    Excused absences have to be notified to the TA and instructor (through a piazza private post) at least 24hrs in advance, sickness has to be justified with a doctor's note


    In order to facilitate interaction between students and to promote a broader participation, I created a Piazza group. Use the Piazza public group to ask general questions about homework, exams, projects, and lectures. You can also paste small snippets of code to clarify an idea. Students are encouraged to answer each others questions. Recall that your thoughtful participation in this forum accounts through your final grade. Use Piazza private posts to ask for excused absences and other personal matters. Always cc the class TA in those cases. Piazza is a discussion forum for the class and members are expected to conduct themselves with respect by posting comments and replies only in the context of the course.


    I value student's opinions regarding the course and I will take them into consideration to make this course as exciting and engaging as possible. Thus, through the semester I will ask students formal and informal feedback. Formal feedback includes short surveys on my teaching effectiveness, preferred teaching methods, and the pace of the class. Informal feedback will be in the form of polls or in-class questions regarding learning preferences. You can also leave anonymous feedback in the form of a note in my departmental mailbox, under my office door, or using this form. Remember that it is in the best interest of the class if you bring up to my attention if something is not working properly (e.g the pace of the class is too slow, the projects are boring, my teaching style is not effective) so that I can make the corrective steps.


    In accordance with University Policy 2310 and the Americans with Disabilities Act (ADA), academic accommodations may be made for any student who notifies the instructor of the need for an accommodation. If you have a disability, either permanent or temporary, contact Accessibility Resource Center at 277-3506 for additional information.

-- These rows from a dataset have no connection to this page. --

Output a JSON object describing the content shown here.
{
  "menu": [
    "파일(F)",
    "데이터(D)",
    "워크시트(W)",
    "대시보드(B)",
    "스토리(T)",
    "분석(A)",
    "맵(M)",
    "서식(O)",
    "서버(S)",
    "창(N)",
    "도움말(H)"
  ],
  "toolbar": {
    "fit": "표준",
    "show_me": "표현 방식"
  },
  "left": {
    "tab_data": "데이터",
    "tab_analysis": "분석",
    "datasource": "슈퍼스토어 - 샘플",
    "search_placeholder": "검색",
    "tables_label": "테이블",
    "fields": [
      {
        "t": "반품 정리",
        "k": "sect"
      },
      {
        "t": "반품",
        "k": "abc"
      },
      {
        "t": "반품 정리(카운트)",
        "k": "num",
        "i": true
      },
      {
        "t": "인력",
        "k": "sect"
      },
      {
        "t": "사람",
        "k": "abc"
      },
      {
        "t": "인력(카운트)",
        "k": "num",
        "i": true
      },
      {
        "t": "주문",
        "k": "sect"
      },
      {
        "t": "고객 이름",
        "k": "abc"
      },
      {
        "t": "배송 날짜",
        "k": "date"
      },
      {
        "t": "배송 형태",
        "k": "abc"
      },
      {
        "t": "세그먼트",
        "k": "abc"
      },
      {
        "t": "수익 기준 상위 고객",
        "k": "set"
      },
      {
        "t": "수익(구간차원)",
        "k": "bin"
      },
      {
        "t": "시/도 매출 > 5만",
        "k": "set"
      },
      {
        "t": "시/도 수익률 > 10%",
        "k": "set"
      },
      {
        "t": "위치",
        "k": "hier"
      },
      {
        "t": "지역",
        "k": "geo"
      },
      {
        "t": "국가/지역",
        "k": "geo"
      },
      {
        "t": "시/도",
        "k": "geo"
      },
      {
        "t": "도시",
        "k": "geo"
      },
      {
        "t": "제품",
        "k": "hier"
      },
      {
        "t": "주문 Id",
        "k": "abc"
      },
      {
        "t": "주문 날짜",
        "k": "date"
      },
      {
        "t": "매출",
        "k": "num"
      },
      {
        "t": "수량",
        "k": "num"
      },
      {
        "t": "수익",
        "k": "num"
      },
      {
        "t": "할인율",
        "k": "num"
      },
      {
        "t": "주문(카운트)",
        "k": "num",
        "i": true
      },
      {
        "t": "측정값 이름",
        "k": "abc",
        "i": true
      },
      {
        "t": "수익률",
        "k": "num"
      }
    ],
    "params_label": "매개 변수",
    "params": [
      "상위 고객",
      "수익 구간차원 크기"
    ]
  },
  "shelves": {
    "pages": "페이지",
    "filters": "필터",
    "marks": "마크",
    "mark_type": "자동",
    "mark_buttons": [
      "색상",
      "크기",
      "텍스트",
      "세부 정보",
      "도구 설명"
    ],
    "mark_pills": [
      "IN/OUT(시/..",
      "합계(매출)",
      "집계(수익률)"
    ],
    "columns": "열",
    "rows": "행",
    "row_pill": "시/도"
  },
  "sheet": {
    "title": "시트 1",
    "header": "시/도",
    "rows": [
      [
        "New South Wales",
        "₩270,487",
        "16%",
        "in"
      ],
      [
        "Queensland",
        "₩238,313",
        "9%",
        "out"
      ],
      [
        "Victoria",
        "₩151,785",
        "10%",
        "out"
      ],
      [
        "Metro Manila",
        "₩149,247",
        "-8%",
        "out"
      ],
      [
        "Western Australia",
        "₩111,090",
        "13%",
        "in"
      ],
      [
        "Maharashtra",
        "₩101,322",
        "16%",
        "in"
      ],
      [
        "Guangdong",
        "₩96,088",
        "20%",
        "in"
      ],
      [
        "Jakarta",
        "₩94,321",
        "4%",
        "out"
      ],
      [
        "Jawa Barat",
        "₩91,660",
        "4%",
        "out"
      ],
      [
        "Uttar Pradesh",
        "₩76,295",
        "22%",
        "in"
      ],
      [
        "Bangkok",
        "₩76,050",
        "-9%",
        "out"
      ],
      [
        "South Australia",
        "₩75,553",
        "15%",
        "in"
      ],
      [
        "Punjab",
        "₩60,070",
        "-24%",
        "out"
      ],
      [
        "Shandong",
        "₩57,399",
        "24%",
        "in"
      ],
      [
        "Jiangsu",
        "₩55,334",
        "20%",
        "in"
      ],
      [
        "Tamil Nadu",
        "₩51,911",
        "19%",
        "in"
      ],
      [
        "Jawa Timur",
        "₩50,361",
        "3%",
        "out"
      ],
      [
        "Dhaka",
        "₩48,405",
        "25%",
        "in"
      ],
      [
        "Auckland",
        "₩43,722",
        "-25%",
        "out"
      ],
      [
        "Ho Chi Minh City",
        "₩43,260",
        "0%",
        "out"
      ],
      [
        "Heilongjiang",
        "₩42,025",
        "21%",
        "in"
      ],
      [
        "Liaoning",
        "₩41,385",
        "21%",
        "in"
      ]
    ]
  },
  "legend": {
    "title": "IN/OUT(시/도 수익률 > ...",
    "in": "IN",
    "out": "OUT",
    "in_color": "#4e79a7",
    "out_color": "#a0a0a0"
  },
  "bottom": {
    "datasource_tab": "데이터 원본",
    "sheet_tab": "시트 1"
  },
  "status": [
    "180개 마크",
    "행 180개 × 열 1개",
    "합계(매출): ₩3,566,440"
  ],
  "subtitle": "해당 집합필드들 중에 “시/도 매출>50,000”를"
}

    Introduction Mitchell:CH1
    CART Mitchell:CH3 QUIZ
    Probability review Goodfellow:CH3 QUIZ optional Bishop:CH1,CH2
    Bayesian vs MLE Approach Tutorial on MLE estimation QUIZ
    optional Bishop:CH1,CH2
    Naive Bayes Tom Mitchell's book chapter QUIZ
    Logistic Regression Tom Mitchell's book chapter QUIZ
    optional Bishop:CH3
    Linear Regression Simple Linear Regression QUIZ
    Bias-Variance tradeoff, Ensembles Bishop:CH14
    Support Vector Machines A users guide to SVMs QUIZ
    Perceptrons and Neural Networks Goodfellow: CH6 QUIZ
    Regularization, activation and loss functions Goodfellow: CH7 QUIZ
    Optimization strategies and dealing with overfitting Goodfellow: CH8 QUIZ
    Convolutional Neural Networks Goodfellow: CH9 QUIZ
    DL for Data representation, Autoencoders Goodfellow:CH14
    Dimensionality reduction, PCA, SVD PCA tutorial by Lindsay Smith QUIZ
    Optional Bishop: CH12
    Transfer Learning
    Sequence modeling: RNNs and LSTMs Goodfellow:CH10
    Generative Adversarial Networks Goodfellow:CH20
    Bayesian Networks: inference and construction Bishop: CH8 QUIZ
    Instance-Based Learning Mitchell:CH8 QUIZ
    Unsupervised Learning: Clustering and Gaussian mixture models Bishop: CH9 QUIZ

    Please refer to Canvas > Course Information, for updated schedule, readings, and resources